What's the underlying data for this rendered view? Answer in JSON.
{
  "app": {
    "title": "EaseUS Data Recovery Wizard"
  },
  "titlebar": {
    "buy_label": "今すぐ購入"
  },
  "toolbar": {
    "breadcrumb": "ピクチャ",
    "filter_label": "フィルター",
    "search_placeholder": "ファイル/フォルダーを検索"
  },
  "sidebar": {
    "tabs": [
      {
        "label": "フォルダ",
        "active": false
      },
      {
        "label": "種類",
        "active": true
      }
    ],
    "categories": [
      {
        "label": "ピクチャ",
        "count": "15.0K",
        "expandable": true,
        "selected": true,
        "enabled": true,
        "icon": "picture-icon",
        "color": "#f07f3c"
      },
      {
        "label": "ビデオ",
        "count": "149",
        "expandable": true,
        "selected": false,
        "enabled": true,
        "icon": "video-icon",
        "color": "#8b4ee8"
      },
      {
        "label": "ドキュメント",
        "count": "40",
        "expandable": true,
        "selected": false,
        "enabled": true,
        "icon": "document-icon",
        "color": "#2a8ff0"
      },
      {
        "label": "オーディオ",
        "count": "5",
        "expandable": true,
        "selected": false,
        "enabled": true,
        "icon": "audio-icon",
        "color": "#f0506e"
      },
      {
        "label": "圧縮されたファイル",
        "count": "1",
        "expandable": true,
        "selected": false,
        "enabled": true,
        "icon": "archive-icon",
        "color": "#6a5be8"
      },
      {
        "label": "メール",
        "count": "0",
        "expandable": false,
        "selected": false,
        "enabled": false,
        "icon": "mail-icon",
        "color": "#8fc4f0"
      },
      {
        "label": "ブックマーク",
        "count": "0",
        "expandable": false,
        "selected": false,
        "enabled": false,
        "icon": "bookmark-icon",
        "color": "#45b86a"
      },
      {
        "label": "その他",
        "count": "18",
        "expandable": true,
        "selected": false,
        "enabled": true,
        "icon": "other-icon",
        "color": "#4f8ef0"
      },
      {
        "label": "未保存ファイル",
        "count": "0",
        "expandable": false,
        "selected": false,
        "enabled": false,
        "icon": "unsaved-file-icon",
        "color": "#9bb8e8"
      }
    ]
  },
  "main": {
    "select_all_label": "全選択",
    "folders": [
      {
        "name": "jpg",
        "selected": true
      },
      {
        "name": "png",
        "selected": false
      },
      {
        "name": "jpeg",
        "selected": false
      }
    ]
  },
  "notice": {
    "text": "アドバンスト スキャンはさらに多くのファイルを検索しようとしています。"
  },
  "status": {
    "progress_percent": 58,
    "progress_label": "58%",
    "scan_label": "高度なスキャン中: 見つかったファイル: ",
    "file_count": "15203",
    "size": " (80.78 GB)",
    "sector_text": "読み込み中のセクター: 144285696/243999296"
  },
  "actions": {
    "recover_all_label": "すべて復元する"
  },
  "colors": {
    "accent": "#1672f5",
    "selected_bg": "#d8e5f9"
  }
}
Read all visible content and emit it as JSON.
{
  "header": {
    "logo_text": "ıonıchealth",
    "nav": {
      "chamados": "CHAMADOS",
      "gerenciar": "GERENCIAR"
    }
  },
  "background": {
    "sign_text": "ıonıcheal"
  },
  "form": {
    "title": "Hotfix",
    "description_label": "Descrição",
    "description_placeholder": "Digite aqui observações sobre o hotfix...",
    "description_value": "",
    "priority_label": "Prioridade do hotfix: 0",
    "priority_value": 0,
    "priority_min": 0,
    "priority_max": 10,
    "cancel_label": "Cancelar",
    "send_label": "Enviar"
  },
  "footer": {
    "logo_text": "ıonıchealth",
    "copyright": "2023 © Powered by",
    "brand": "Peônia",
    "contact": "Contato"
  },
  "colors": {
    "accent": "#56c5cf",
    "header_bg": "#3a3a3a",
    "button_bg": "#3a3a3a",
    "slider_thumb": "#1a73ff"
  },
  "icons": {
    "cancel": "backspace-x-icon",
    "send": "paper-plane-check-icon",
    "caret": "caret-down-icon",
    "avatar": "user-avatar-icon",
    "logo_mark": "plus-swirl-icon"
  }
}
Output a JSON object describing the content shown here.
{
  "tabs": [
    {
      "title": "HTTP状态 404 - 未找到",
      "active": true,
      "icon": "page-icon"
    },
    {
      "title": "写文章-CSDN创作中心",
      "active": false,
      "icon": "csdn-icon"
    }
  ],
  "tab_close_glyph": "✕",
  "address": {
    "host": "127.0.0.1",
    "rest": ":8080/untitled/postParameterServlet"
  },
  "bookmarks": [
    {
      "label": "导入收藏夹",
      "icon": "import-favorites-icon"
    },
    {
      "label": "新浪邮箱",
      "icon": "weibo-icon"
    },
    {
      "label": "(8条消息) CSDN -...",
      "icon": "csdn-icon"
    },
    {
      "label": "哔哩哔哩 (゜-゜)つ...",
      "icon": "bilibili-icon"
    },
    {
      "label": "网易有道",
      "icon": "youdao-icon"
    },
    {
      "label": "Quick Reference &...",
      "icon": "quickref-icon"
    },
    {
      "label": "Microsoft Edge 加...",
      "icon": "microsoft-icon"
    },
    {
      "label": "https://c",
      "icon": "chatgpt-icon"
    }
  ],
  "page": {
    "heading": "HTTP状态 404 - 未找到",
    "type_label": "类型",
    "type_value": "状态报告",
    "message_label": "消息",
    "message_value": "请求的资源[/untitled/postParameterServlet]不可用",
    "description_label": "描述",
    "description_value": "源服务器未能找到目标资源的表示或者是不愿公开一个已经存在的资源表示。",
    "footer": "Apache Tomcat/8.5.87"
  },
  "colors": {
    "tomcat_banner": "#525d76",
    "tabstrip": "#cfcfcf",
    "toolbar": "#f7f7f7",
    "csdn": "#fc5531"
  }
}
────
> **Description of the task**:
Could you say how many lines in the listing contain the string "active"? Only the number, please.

> **Your response**:
4